These principles apply with controlling force to the assignment in the case at bar. The ingenious argument of the counsel has failed to point out any distinguishing features in the two cases.
The first ground upon which this deed is assailed is the following clause therein:
"The said Fred. Muller and A. Jacobs are hereby authorized and directed to take possession at once of all the property above conveyed, and covert the same into cash as soon and upon the best terms possible for the best interest of our creditors,"

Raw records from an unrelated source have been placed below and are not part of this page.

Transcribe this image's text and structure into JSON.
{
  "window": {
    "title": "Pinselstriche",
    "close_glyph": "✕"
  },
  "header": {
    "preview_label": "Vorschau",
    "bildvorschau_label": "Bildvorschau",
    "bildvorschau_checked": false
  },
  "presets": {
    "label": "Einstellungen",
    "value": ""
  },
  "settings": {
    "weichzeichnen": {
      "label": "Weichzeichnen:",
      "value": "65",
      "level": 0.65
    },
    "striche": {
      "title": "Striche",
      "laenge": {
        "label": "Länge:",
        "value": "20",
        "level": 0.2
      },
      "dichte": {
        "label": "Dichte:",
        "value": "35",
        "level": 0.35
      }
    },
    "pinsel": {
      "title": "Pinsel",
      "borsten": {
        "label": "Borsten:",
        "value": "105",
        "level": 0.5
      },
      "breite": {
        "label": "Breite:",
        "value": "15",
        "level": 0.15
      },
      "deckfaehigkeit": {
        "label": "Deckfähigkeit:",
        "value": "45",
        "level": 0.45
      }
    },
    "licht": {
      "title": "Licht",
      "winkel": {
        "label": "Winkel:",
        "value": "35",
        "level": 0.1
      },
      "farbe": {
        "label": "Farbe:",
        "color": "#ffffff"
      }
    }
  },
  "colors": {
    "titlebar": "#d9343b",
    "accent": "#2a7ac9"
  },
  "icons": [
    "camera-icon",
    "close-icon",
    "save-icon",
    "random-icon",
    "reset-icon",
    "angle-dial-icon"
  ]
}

which language the court below, and the counsel for the defendants, claim is an authority to the assignee to sell upon credit. We do not think that such is a correct or fair interpretation of the clause, taking the whole instrument together, and construing it with reference to the purpose manifest in all its other provisions. A positive direction to "convert" the property assigned "into cash as soon and upon the best terms possible for the best interest of our creditors" can hardly be construed into a discretionary authority to sell on credit without doing violence to the well established rule that the power to sell on credit will not be inferred from language susceptible of a different construction. Burrill on Assignments, § 224. But even if we concede that the construction contended for be correct and that the clause thus construed is in contravention of the statute, it will not, as this Court has decided, operate to annul the assignment, in which all the creditors may have an interest. In Kellogg v Muller, 68 Tex. 182, 184, this very point we are now considering was presented and
decided by the court in the following language:
"The first exception to the deed is that the deed authorized the assignee to sell the property assigned on a credit, and is therefore void. The provision to which we are cited in support of the exception is as follows."
"That so soon as said inventory is complete, the said Frederick Muller, as such trustee aforesaid, shall thereafter, with all reasonable dispatch, proceed to sell and dispose of said goods, wares, and merchandise, and furniture, and collect said book accounts and bills receivable, converting the same into cash, or its equivalent."
"It may be doubted if this can be construed to empower the assignee to sell for anything but money. . . . But however this may be, even if a badge of fraud, it is not sufficient to authorize the court in holding the deed void upon its face,"
citing Baldwin v. Peet, 22 Tex. 708.
In the assignment before us, all the property conveyed by it is in terms devoted to the payment of the creditors of the insolvent debtor. The judgment of the court below adjudging it to be void upon its face because it permitted a sale on credit was erroneous.
The second objection, that the deed was not made to one assignee, does not require any extended comment. Under the common law, an insolvent debtor was permitted to make an assignment to a single individual or to several. Burrill on Assignments § 91. It is true, the Act of March 24, 1879, speaks only of an assignee, but the statutory rule of construction in force in Texas is "the singular and plural number shall each include the other unless otherwise expressly provided." Rev.Stat. Tex. (1879), Art. 3138, subdivision 4. Under this rule, and keeping in mind the policy of the statute of 1879 regulating assignments, we do not think the deed of assignment in this case void for the second reason assigned.
For the reasons given, the decree of the court below is reversed and the case remanded with directions to take such further proceedings as shall not be inconsistent with this opinion.